Green Party candidate Jill Stein promises to label GMOs, end industry influence ...


(NaturalNews) A growing number of Americans are feeling discomforted by the lack of choices for president, increasing the appeal of third party candidates. Bernie Sanders supporters, in particular, are feeling the burn after the purported anti-establishment nominee endorsed establishment queen Hillary Clinton. As a result, progressives are shifting their focus (and support) to alternatives such as Green Party Candidate Jill Stein.
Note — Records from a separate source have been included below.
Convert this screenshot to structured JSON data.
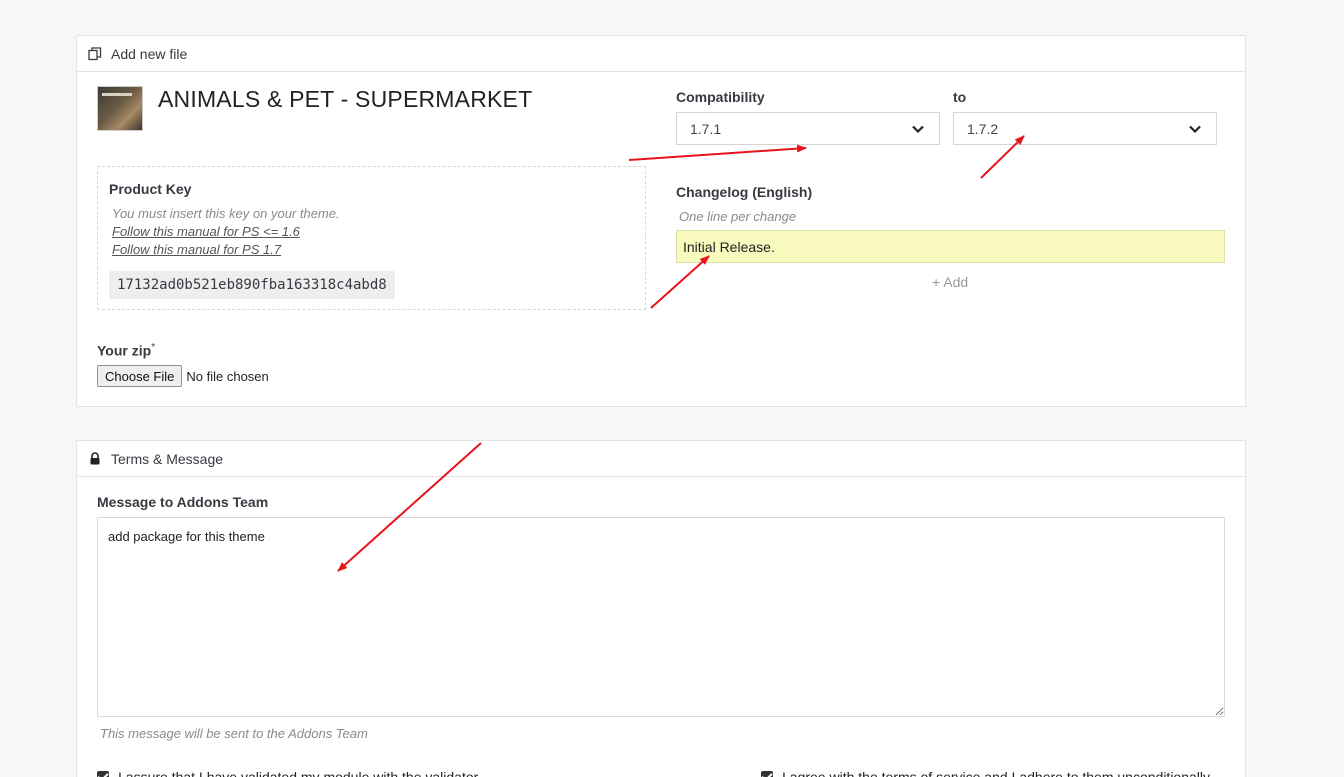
{
  "file_panel": {
    "header": "Add new file",
    "product_title": "ANIMALS & PET - SUPERMARKET",
    "product_key": {
      "label": "Product Key",
      "hint": "You must insert this key on your theme.",
      "link_ps16": "Follow this manual for PS <= 1.6",
      "link_ps17": "Follow this manual for PS 1.7",
      "key": "17132ad0b521eb890fba163318c4abd8"
    },
    "zip": {
      "label": "Your zip",
      "required_mark": "*",
      "button": "Choose File",
      "status": "No file chosen"
    },
    "compatibility": {
      "label": "Compatibility",
      "from_value": "1.7.1",
      "to_label": "to",
      "to_value": "1.7.2"
    },
    "changelog": {
      "label": "Changelog (English)",
      "hint": "One line per change",
      "value": "Initial Release.",
      "add_label": "+ Add"
    }
  },
  "terms_panel": {
    "header": "Terms & Message",
    "message_label": "Message to Addons Team",
    "message_value": "add package for this theme",
    "message_hint": "This message will be sent to the Addons Team",
    "checkbox_validator": "I assure that I have validated my module with the validator",
    "checkbox_terms": "I agree with the terms of service and I adhere to them unconditionally"
  },
  "colors": {
    "changelog_highlight": "#f8fbbd",
    "annotation_arrow": "#e8141b"
  },
  "icons": {
    "add_file": "copy-icon",
    "terms": "lock-icon",
    "select": "chevron-down-icon"
  }
}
Born in Chicago and raised in Highland Park, Illinois, Stein graduated magna cum laude from Harvard College in 1973 before obtaining a degree from Harvard Medical School in 1979. As a practicing physician, Stein began noticing the effects persistent toxin exposure has on public health, leading her to become somewhat of a natural health advocate.

Among her many achievements, Stein directed a movement in Massachusetts that established more environmentally friendly standards for the state's "Filthy Five" coal plants. She also managed to help shut down a medical waste incinerator responsible for causing adverse health effects among the area's poorest communities.
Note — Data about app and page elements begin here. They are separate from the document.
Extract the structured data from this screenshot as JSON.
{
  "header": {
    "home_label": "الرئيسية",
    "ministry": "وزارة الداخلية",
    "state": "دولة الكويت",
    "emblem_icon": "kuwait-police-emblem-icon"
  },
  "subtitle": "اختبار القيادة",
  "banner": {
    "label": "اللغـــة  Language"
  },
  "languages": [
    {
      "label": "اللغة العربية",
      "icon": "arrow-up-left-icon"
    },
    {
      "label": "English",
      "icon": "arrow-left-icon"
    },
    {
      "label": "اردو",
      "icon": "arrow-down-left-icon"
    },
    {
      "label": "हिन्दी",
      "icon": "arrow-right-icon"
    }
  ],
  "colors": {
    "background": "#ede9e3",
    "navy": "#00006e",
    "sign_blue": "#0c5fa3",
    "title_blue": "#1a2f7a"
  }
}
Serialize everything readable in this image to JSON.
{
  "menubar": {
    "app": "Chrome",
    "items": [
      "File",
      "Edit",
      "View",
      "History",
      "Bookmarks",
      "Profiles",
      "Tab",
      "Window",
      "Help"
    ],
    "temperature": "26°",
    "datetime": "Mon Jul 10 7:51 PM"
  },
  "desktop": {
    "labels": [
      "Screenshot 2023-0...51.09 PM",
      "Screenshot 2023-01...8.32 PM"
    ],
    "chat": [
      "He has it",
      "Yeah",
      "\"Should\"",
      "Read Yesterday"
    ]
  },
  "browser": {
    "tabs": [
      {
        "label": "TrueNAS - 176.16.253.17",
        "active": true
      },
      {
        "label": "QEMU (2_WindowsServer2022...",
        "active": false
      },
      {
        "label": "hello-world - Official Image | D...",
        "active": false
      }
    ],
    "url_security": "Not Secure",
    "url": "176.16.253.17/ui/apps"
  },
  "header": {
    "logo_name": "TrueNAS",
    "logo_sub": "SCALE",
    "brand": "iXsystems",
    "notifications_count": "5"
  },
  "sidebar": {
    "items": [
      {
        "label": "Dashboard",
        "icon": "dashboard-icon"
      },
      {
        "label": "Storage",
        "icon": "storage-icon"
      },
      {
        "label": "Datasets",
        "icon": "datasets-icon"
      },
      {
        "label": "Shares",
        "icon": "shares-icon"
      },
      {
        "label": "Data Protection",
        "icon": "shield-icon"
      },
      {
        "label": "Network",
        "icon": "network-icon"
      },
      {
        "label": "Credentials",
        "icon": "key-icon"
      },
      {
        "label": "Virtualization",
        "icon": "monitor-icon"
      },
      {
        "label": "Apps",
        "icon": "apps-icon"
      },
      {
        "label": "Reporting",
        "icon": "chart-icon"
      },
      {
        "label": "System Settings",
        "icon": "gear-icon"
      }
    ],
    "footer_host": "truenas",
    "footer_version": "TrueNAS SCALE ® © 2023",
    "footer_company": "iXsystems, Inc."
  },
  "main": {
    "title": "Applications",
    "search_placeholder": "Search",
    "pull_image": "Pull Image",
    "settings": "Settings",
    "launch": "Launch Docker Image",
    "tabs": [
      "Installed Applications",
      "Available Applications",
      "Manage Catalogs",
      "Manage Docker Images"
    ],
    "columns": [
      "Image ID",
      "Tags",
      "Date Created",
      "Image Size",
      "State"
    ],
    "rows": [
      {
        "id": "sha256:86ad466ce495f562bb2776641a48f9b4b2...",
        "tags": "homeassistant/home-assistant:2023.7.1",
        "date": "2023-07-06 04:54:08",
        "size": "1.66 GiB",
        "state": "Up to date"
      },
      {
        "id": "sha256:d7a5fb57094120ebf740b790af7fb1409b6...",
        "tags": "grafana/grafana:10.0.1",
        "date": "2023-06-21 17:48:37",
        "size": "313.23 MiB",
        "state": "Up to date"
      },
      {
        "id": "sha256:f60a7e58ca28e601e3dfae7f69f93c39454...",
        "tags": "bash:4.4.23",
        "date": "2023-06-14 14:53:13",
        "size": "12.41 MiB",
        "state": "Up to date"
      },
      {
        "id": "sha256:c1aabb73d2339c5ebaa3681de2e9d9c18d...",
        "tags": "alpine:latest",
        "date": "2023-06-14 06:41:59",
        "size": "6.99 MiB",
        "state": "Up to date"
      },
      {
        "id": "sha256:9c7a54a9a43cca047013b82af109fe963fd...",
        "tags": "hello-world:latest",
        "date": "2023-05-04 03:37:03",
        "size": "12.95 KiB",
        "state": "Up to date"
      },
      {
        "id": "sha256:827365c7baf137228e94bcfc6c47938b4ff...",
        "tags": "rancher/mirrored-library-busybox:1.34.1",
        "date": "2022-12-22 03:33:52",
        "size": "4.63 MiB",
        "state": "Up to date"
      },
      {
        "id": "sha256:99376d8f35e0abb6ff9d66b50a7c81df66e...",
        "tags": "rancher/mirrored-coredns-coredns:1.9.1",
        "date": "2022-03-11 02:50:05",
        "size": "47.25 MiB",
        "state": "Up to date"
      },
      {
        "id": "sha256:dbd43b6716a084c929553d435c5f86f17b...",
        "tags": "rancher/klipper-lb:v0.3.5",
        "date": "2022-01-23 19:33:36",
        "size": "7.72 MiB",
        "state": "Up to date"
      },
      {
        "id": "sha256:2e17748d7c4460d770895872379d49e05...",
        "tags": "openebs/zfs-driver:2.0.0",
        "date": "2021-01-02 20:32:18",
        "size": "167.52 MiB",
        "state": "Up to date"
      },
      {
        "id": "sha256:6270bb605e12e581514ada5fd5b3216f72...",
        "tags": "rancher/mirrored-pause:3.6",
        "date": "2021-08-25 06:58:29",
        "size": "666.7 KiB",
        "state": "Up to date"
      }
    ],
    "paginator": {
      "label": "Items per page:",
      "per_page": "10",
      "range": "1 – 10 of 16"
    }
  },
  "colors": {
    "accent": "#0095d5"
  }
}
A politician who understands the implications of everyday toxin exposure

Stein has published two books: In Harm's Way: Toxic Threats to Child Development and Environmental Threats to Healthy Aging – both of which discuss the way harmful toxins cause disease and conditions such as autism, Attention Deficit Hyperactivity Disorder, Parkinson's and Alzheimer's disease and more.
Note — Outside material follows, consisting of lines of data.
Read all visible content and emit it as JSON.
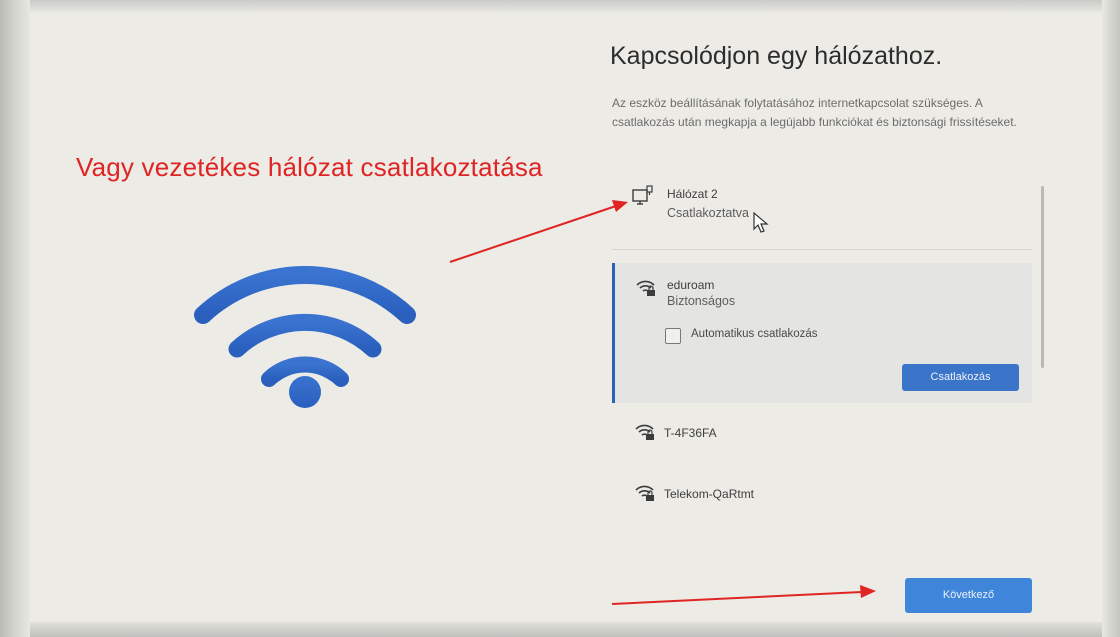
{
  "annotation": {
    "text": "Vagy vezetékes hálózat csatlakoztatása",
    "color": "#e02424"
  },
  "page": {
    "title": "Kapcsolódjon egy hálózathoz.",
    "description": "Az eszköz beállításának folytatásához internetkapcsolat szükséges. A csatlakozás után megkapja a legújabb funkciókat és biztonsági frissítéseket."
  },
  "networks": [
    {
      "name": "Hálózat 2",
      "status": "Csatlakoztatva",
      "icon": "wired-network-icon"
    },
    {
      "name": "eduroam",
      "status": "Biztonságos",
      "icon": "wifi-secured-icon",
      "auto_connect_label": "Automatikus csatlakozás",
      "auto_connect_checked": false,
      "connect_label": "Csatlakozás"
    },
    {
      "name": "T-4F36FA",
      "icon": "wifi-secured-icon"
    },
    {
      "name": "Telekom-QaRtmt",
      "icon": "wifi-secured-icon"
    }
  ],
  "footer": {
    "next_label": "Következő"
  },
  "colors": {
    "accent": "#3b75c9",
    "wifi_graphic": "#2f66c4",
    "annotation": "#e02424"
  }
}
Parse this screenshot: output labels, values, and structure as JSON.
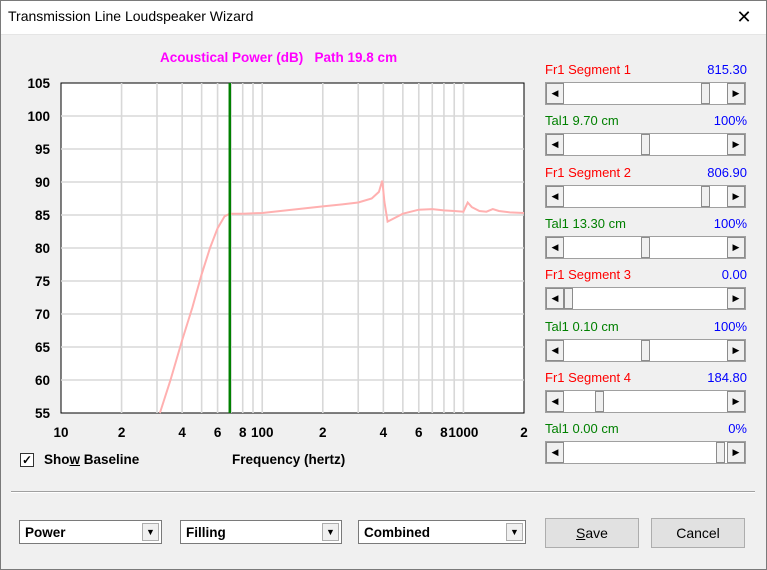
{
  "window": {
    "title": "Transmission Line Loudspeaker Wizard",
    "close_glyph": "✕"
  },
  "chart_title": "Acoustical Power (dB)   Path 19.8 cm",
  "chart_data": {
    "type": "line",
    "title": "Acoustical Power (dB)   Path 19.8 cm",
    "xlabel": "Frequency (hertz)",
    "ylabel": "",
    "x_scale": "log",
    "xlim": [
      10,
      2000
    ],
    "ylim": [
      55,
      105
    ],
    "y_ticks": [
      "105",
      "100",
      "95",
      "90",
      "85",
      "80",
      "75",
      "70",
      "65",
      "60",
      "55"
    ],
    "x_ticks": [
      {
        "value": 10,
        "label": "10"
      },
      {
        "value": 20,
        "label": "2"
      },
      {
        "value": 40,
        "label": "4"
      },
      {
        "value": 60,
        "label": "6"
      },
      {
        "value": 80,
        "label": "8"
      },
      {
        "value": 100,
        "label": "100"
      },
      {
        "value": 200,
        "label": "2"
      },
      {
        "value": 400,
        "label": "4"
      },
      {
        "value": 600,
        "label": "6"
      },
      {
        "value": 800,
        "label": "8"
      },
      {
        "value": 1000,
        "label": "1000"
      },
      {
        "value": 2000,
        "label": "2"
      }
    ],
    "marker_frequency": 69,
    "grid": true,
    "series": [
      {
        "color": "#ffb0b0",
        "x": [
          31,
          35,
          40,
          45,
          50,
          55,
          60,
          65,
          69,
          80,
          100,
          150,
          200,
          250,
          300,
          350,
          380,
          395,
          405,
          420,
          500,
          600,
          700,
          800,
          900,
          1000,
          1050,
          1100,
          1200,
          1300,
          1400,
          1500,
          1700,
          2000
        ],
        "y": [
          55,
          60,
          66,
          71,
          76,
          80,
          83,
          84.8,
          85.2,
          85.2,
          85.3,
          85.9,
          86.3,
          86.6,
          86.9,
          87.5,
          88.5,
          90.2,
          87,
          84,
          85.2,
          85.8,
          85.9,
          85.7,
          85.6,
          85.5,
          86.9,
          86.2,
          85.6,
          85.5,
          85.9,
          85.6,
          85.4,
          85.3
        ]
      }
    ],
    "marker_color": "#008000"
  },
  "baseline": {
    "label_pre": "Sho",
    "label_u": "w",
    "label_post": " Baseline",
    "checked_glyph": "✓"
  },
  "controls": [
    {
      "kind": "segment",
      "label": "Fr1  Segment 1",
      "value": "815.30",
      "thumb_frac": 0.887
    },
    {
      "kind": "tal",
      "label": "Tal1  9.70 cm",
      "value": "100%",
      "thumb_frac": 0.5
    },
    {
      "kind": "segment",
      "label": "Fr1  Segment 2",
      "value": "806.90",
      "thumb_frac": 0.887
    },
    {
      "kind": "tal",
      "label": "Tal1  13.30 cm",
      "value": "100%",
      "thumb_frac": 0.5
    },
    {
      "kind": "segment",
      "label": "Fr1  Segment 3",
      "value": "0.00",
      "thumb_frac": 0.0
    },
    {
      "kind": "tal",
      "label": "Tal1  0.10 cm",
      "value": "100%",
      "thumb_frac": 0.5
    },
    {
      "kind": "segment",
      "label": "Fr1  Segment 4",
      "value": "184.80",
      "thumb_frac": 0.2
    },
    {
      "kind": "tal",
      "label": "Tal1  0.00 cm",
      "value": "0%",
      "thumb_frac": 0.984
    }
  ],
  "dropdowns": {
    "mode": "Power",
    "filling": "Filling",
    "combined": "Combined",
    "arrow": "▼"
  },
  "buttons": {
    "save_pre": "",
    "save_u": "S",
    "save_post": "ave",
    "cancel": "Cancel"
  },
  "arrows": {
    "left": "◀",
    "right": "▶"
  },
  "colors": {
    "curve": "#ffb0b0",
    "marker": "#008000",
    "segment_label": "#ff0000",
    "tal_label": "#008000",
    "value": "#0000ff",
    "title": "#ff00ff"
  }
}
The candidate's history as an environmentalist helped her establish a unique understanding of the influence powerful industries, including Big Pharma, have over regulatory agencies – which is arguably one of her greatest strengths as a politician.

However, the leftist media, looking to defend their donors, recently attacked Stein over the statements she made about the collusion that commonly occurs between industry and government.

Leftist media tries backing Stein into corner over her views on vaccines and autism

Trying to demonize her as an "anti-vaxxer," the Washington Post asked the candidate if she thought vaccines caused autism.

"Vaccines are an invaluable medication," she said, adding, "like any medication they also should be approved by a regulatory board that people can trust. And I think, right now, that is the problem — that people do not trust a Food and Drug Administration, or even the CDC for that matter, where corporate influence and the pharmaceutical industry has a lot of influence."

Though her response was thoughtful and fair, Stein was still attacked for not giving a hard "no." "Please just state it in the positive: Vaccines don't cause autism," wrote Fred Brodsky on Twitter.